Chiropractic Pregnancy Pillow: Interview with the Tummy Cradle Team
Kurt Solari and Chris Lane met while earning their doctorates at Northwestern Health Sciences University around the turn of the century. The two became good friends throughout their education, and graduated together as Doctors of Chiropractic (DC) in 2003.
Dr. Lane now manages Tea Chiropractic & Rehab in Sioux Falls, South Dakota, while Dr. Solari services residents (both human and animal) of Missoula, Montana, as a chiropractor at his practice Summit Chiropractic. Despite the distance, the doctors remained good friends and professional collaborators.
As practicing chiropractors, Dr. Lane and Dr. Solari saw patient after patient dealing with persistent back pain during pregnancy. Realizing this was a common problem for expectant mothers, the doctors decided to create a solution — and in 2015, Tummy Cradle was born.
The Tummy Cradle Team and Design
A colleague of Dr. Solari, Dr. Chris Moore joined the Tummy Cradle team to contribute further chiropractic expertise and experience. Dr. Dustin Rising of Gallatin Valley Chiropractic completed the team in 2016, joining as both a practicing chiropractor and an online aficionado.
Boasting a qualified team of four, Tummy Cradle went through several versions and innovations; the second version, for example, featured a new chest opening to avoid pressure on tender breasts. Each version was tested by a variety of pregnant women to make sure the design fit all shapes and sizes. In late 2016, the Tummy Cradle team finalized the patented design, complete with a fuzzy top, a purple color and an affordable price.

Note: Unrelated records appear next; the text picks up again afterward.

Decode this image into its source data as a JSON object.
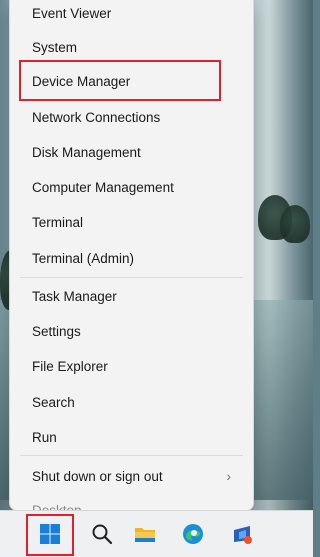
{
  "menu": {
    "items": [
      {
        "label": "Event Viewer"
      },
      {
        "label": "System"
      },
      {
        "label": "Device Manager"
      },
      {
        "label": "Network Connections"
      },
      {
        "label": "Disk Management"
      },
      {
        "label": "Computer Management"
      },
      {
        "label": "Terminal"
      },
      {
        "label": "Terminal (Admin)"
      },
      {
        "label": "Task Manager"
      },
      {
        "label": "Settings"
      },
      {
        "label": "File Explorer"
      },
      {
        "label": "Search"
      },
      {
        "label": "Run"
      },
      {
        "label": "Shut down or sign out"
      },
      {
        "label": "Desktop"
      }
    ],
    "submenu_chevron": "›"
  },
  "colors": {
    "highlight": "#e0202a",
    "menu_bg": "#f3f3f3",
    "taskbar_bg": "#eef0f2"
  },
  "taskbar": {
    "icons": [
      "windows-start-icon",
      "search-icon",
      "file-explorer-icon",
      "edge-browser-icon",
      "store-icon"
    ]
  }
}
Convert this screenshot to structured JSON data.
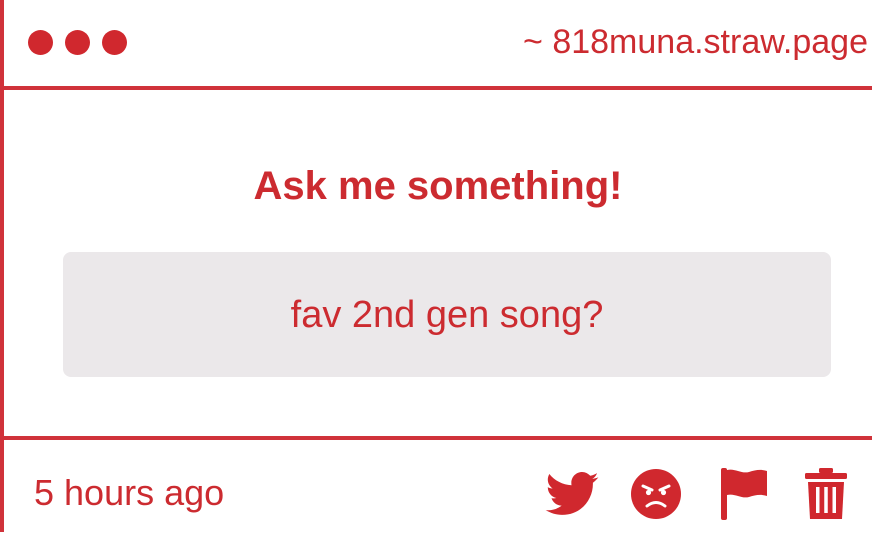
{
  "window": {
    "url": "~ 818muna.straw.page"
  },
  "main": {
    "heading": "Ask me something!",
    "question": "fav 2nd gen song?"
  },
  "footer": {
    "timestamp": "5 hours ago",
    "actions": [
      {
        "icon": "twitter-icon"
      },
      {
        "icon": "angry-face-icon"
      },
      {
        "icon": "flag-icon"
      },
      {
        "icon": "trash-icon"
      }
    ]
  },
  "colors": {
    "accent": "#cc2b30",
    "border": "#d0323a",
    "question_bg": "#ebe8ea",
    "background": "#ffffff"
  }
}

Now available for purchase both on our site and on Amazon, Tummy Cradle has helped countless expectant mothers find much-needed relief from lower back pain — but the Tummy Cradle team is determined to help in more ways than one. Our Facebook page features content ranging from informative to entertaining, our Instagram gets women excited to become mothers, and our blog is the best way for the Tummy Cradle team to communicate with Tummy Cradle fans.
In the spirit of helping pregnant women in any way we can, Dr. Solari and Dr. Lane sat down to answer a few of your most burning questions, relating to pregnancy, chiropractics and, of course, Tummy Cradle.

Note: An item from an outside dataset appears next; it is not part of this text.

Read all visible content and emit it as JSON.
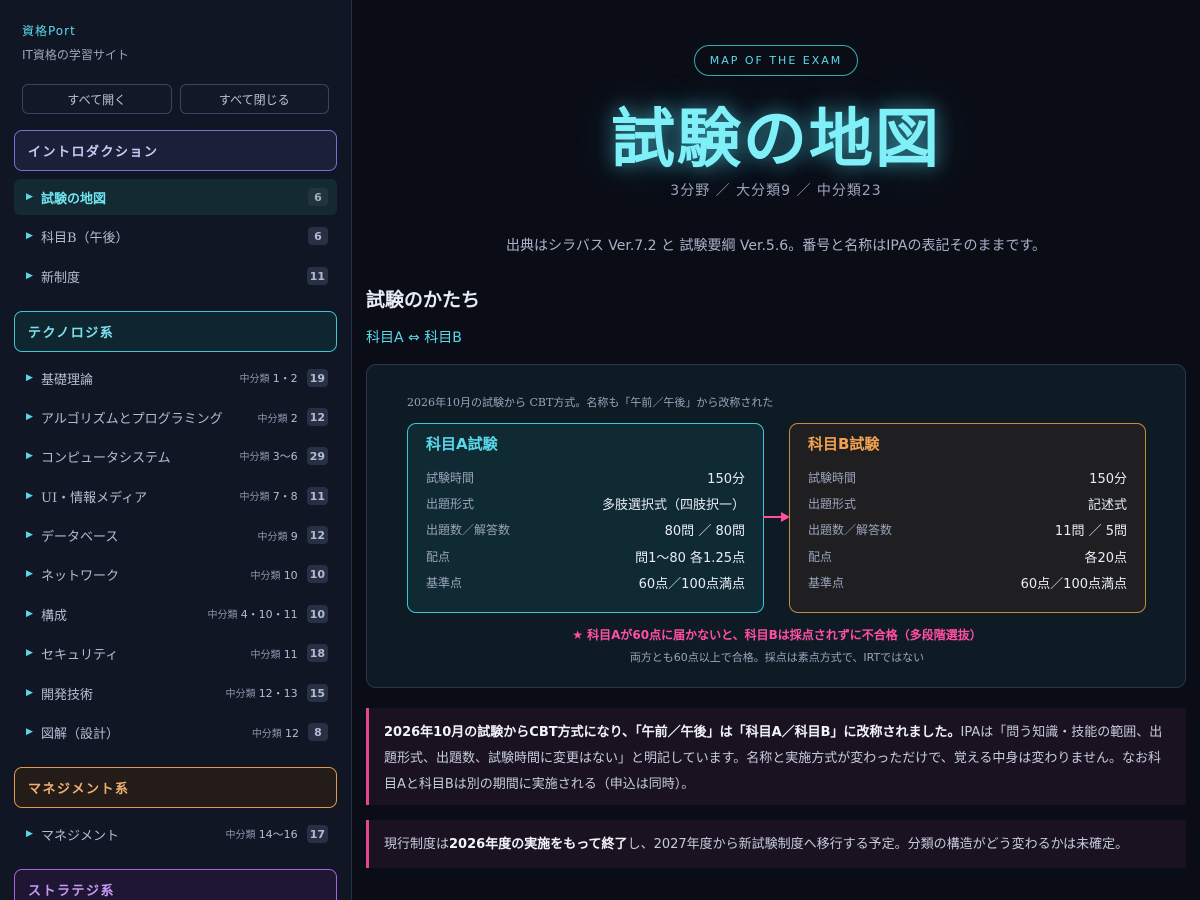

Why do women experience back pain while pregnant?
Dr. Lane: As the stomach grows, there is more front-facing weight on the body, which puts a woman’s center of gravity way over her usual base. Her body is working overtime just to stay upright, compressing the joints at the bottom of the spine.
Additionally, a pregnant body produces the hormone relaxin, which loosens the supportive ligaments in joints so the body can grow in size — this, of course, makes the joints less stable than they were before pregnancy.

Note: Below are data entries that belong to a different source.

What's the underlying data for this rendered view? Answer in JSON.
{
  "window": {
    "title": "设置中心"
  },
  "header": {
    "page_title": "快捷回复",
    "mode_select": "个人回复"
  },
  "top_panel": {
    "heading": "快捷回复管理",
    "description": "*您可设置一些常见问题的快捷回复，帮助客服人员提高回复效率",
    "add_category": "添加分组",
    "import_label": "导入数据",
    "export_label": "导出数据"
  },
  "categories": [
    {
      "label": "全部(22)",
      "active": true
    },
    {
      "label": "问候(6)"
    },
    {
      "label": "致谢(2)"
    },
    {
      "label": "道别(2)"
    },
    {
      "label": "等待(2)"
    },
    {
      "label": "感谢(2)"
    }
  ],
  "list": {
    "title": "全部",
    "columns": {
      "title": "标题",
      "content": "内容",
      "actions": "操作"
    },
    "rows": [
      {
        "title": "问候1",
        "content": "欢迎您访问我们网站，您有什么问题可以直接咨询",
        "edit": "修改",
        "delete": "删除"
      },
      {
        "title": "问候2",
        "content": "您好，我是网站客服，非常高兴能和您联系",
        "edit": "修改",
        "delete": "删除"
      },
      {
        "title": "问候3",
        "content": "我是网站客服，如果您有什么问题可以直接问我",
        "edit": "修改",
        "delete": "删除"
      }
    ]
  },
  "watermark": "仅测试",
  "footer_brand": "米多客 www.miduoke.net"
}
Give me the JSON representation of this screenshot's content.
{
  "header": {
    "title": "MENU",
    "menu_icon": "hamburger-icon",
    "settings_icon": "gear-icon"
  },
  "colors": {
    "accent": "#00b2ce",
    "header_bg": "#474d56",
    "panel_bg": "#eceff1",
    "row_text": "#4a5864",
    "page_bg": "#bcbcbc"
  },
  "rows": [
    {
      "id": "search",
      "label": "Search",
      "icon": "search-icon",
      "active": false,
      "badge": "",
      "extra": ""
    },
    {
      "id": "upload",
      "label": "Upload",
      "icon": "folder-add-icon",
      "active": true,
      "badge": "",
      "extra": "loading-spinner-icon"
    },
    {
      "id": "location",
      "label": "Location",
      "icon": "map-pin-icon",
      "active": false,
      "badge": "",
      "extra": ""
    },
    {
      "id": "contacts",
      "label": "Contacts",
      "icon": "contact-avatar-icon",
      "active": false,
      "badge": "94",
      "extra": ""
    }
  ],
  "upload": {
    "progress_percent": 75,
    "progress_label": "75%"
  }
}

All of these factors create an environment prone to lower back pain.
At what stage of pregnancy does back pain start becoming noticeable?
Dr. Lane: It’s different for everyone, of course. Most pregnant women start experiencing back pain in the second trimester, typically between 18 and 20 weeks along. Some women have experienced issues in a previous pregnancy, so they start visiting a chiropractor when they’re not as far along. It all just depends on the individual.
How often would you say you treat pregnant women as a chiropractor?
Dr. Lane: Back pain is a common problem among pregnant women, and I have several pregnant patients coming to me every month.
What did the design process for Tummy Cradle look like?
Dr. Lane: We went through four versions of the Tummy Cradle. The first version only had a hole for the belly and the face — but after we spoke to pregnant women who tested it, we added the chest opening. The early nozzle was difficult to use, so we updated it between versions three and four so pregnant women could blow the Tummy Cradle up without so much effort.
We also tested several sizes and shapes to make it comfortable for a majority of women.
Dr. Solari: We purposefully left out the leg decline in the Tummy Cradle design so pregnant women could assume a more neutral, natural position, with their pelvis at an angle that works best for them. This takes off the most lumbar pressure.
How would you recommend using Tummy Cradle?
Dr. Lane: I wouldn’t recommend it for an extensive period of time, but it’s great for instant relief.
Dr. Solari: Tummy Cradle is great for naps and relaxing. We naturally twist and turn in our sleep — since the Tummy Cradle limits your ability to shift positions, we wouldn’t recommend it as an overnight solution.
What is your recommendation for back pain during pregnancy in addition to Tummy Cradle?
Dr. Solari: Find a chiropractor in your area for a more personal assessment. Some women are uncomfortable with prenatal massage, but it’s often an excellent source of relief, too.